**TASK OBJECTIVE:** Determine how many lines in the records hold "title", and give that number with nothing added.

**RECORDS:**
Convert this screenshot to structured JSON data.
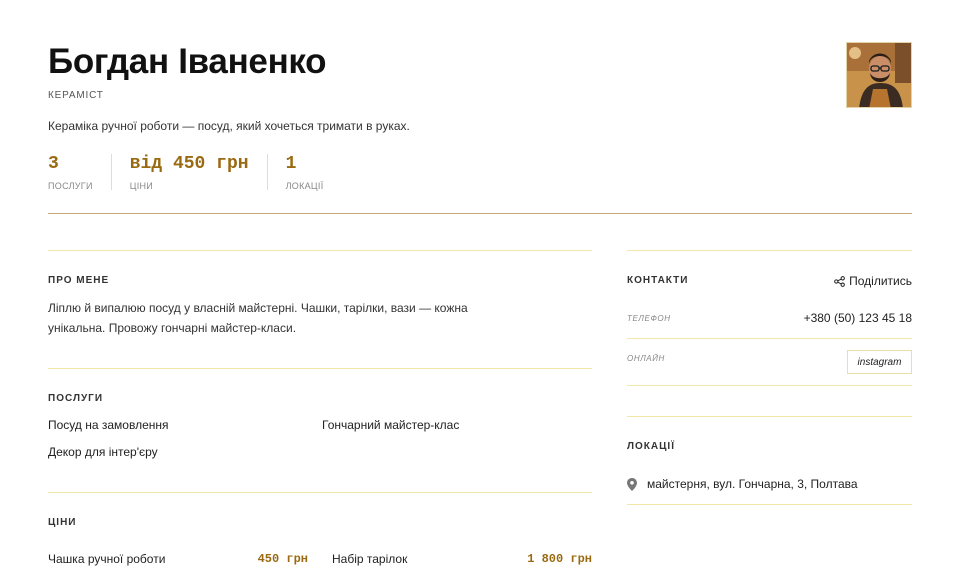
{
  "profile": {
    "name": "Богдан Іваненко",
    "role": "КЕРАМІСТ",
    "tagline": "Кераміка ручної роботи — посуд, який хочеться тримати в руках."
  },
  "stats": [
    {
      "value": "3",
      "label": "ПОСЛУГИ"
    },
    {
      "value": "від 450 грн",
      "label": "ЦІНИ"
    },
    {
      "value": "1",
      "label": "ЛОКАЦІЇ"
    }
  ],
  "about": {
    "title": "ПРО МЕНЕ",
    "line1": "Ліплю й випалюю посуд у власній майстерні. Чашки, тарілки, вази — кожна",
    "line2": "унікальна. Провожу гончарні майстер-класи."
  },
  "services": {
    "title": "ПОСЛУГИ",
    "items": [
      "Посуд на замовлення",
      "Гончарний майстер-клас",
      "Декор для інтер'єру"
    ]
  },
  "prices": {
    "title": "ЦІНИ",
    "items": [
      {
        "name": "Чашка ручної роботи",
        "price": "450 грн"
      },
      {
        "name": "Набір тарілок",
        "price": "1 800 грн"
      }
    ]
  },
  "contacts": {
    "title": "КОНТАКТИ",
    "share_label": "Поділитись",
    "phone_label": "ТЕЛЕФОН",
    "phone": "+380 (50) 123 45 18",
    "online_label": "ОНЛАЙН",
    "instagram": "instagram"
  },
  "locations": {
    "title": "ЛОКАЦІЇ",
    "items": [
      "майстерня, вул. Гончарна, 3, Полтава"
    ]
  },
  "colors": {
    "accent": "#9a6a12",
    "rule": "#c7aa73",
    "divider": "#f1e7a8"
  }
}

**RESULT OF THE TASK:** 5